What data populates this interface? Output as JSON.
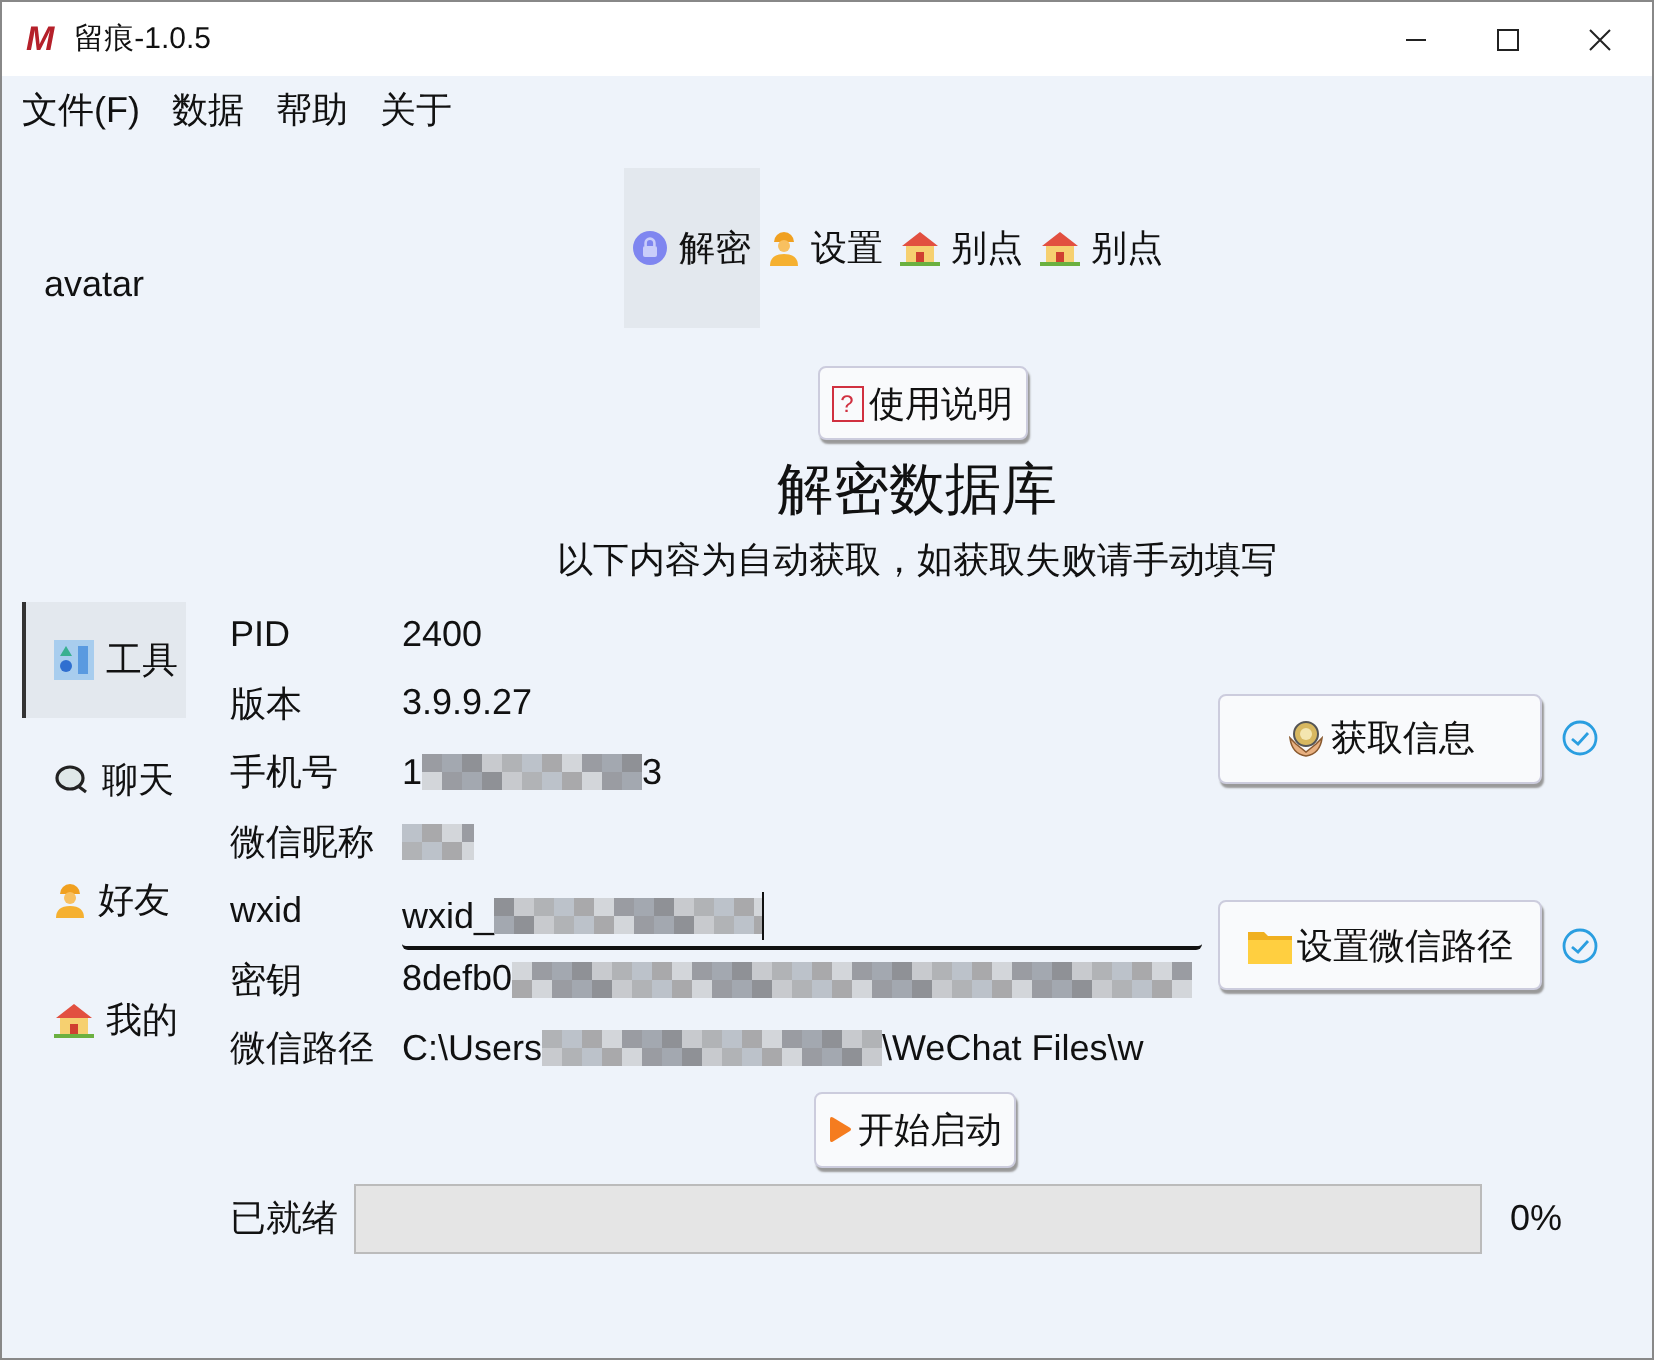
{
  "window": {
    "logo": "M",
    "title": "留痕-1.0.5"
  },
  "menu": [
    "文件(F)",
    "数据",
    "帮助",
    "关于"
  ],
  "avatar": {
    "label": "avatar"
  },
  "tabs": [
    {
      "label": "解密",
      "selected": true
    },
    {
      "label": "设置",
      "selected": false
    },
    {
      "label": "别点",
      "selected": false
    },
    {
      "label": "别点",
      "selected": false
    }
  ],
  "sidebar": {
    "items": [
      {
        "label": "工具",
        "selected": true
      },
      {
        "label": "聊天",
        "selected": false
      },
      {
        "label": "好友",
        "selected": false
      },
      {
        "label": "我的",
        "selected": false
      }
    ]
  },
  "help_button": {
    "icon_char": "?",
    "label": "使用说明"
  },
  "heading": "解密数据库",
  "subtitle": "以下内容为自动获取，如获取失败请手动填写",
  "fields": [
    {
      "label": "PID",
      "kind": "text",
      "value_start": "2400"
    },
    {
      "label": "版本",
      "kind": "text",
      "value_start": "3.9.9.27"
    },
    {
      "label": "手机号",
      "kind": "text",
      "value_start": "1",
      "redacted": true,
      "value_end": "3"
    },
    {
      "label": "微信昵称",
      "kind": "text",
      "redacted": true
    },
    {
      "label": "wxid",
      "kind": "input",
      "value_start": "wxid_",
      "redacted": true
    },
    {
      "label": "密钥",
      "kind": "text",
      "value_start": "8defb0",
      "redacted": true
    },
    {
      "label": "微信路径",
      "kind": "text",
      "value_start": "C:\\Users",
      "redacted": true,
      "value_end": "\\WeChat Files\\w"
    }
  ],
  "actions": [
    {
      "label": "获取信息",
      "status_ok": true
    },
    {
      "label": "设置微信路径",
      "status_ok": true
    }
  ],
  "start_button": {
    "label": "开始启动"
  },
  "progress": {
    "label": "已就绪",
    "level": 0,
    "reading": "0%"
  }
}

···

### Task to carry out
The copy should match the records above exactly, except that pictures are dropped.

### Finished task
What data populates this interface? Output as JSON.
{
  "window": {
    "logo": "M",
    "title": "留痕-1.0.5"
  },
  "menu": [
    "文件(F)",
    "数据",
    "帮助",
    "关于"
  ],
  "avatar": {
    "label": "avatar"
  },
  "tabs": [
    {
      "label": "解密",
      "selected": true
    },
    {
      "label": "设置",
      "selected": false
    },
    {
      "label": "别点",
      "selected": false
    },
    {
      "label": "别点",
      "selected": false
    }
  ],
  "sidebar": {
    "items": [
      {
        "label": "工具",
        "selected": true
      },
      {
        "label": "聊天",
        "selected": false
      },
      {
        "label": "好友",
        "selected": false
      },
      {
        "label": "我的",
        "selected": false
      }
    ]
  },
  "help_button": {
    "icon_char": "?",
    "label": "使用说明"
  },
  "heading": "解密数据库",
  "subtitle": "以下内容为自动获取，如获取失败请手动填写",
  "fields": [
    {
      "label": "PID",
      "kind": "text",
      "value_start": "2400"
    },
    {
      "label": "版本",
      "kind": "text",
      "value_start": "3.9.9.27"
    },
    {
      "label": "手机号",
      "kind": "text",
      "value_start": "1",
      "redacted": true,
      "value_end": "3"
    },
    {
      "label": "微信昵称",
      "kind": "text",
      "redacted": true
    },
    {
      "label": "wxid",
      "kind": "input",
      "value_start": "wxid_",
      "redacted": true
    },
    {
      "label": "密钥",
      "kind": "text",
      "value_start": "8defb0",
      "redacted": true
    },
    {
      "label": "微信路径",
      "kind": "text",
      "value_start": "C:\\Users",
      "redacted": true,
      "value_end": "\\WeChat Files\\w"
    }
  ],
  "actions": [
    {
      "label": "获取信息",
      "status_ok": true
    },
    {
      "label": "设置微信路径",
      "status_ok": true
    }
  ],
  "start_button": {
    "label": "开始启动"
  },
  "progress": {
    "label": "已就绪",
    "level": 0,
    "reading": "0%"
  }
}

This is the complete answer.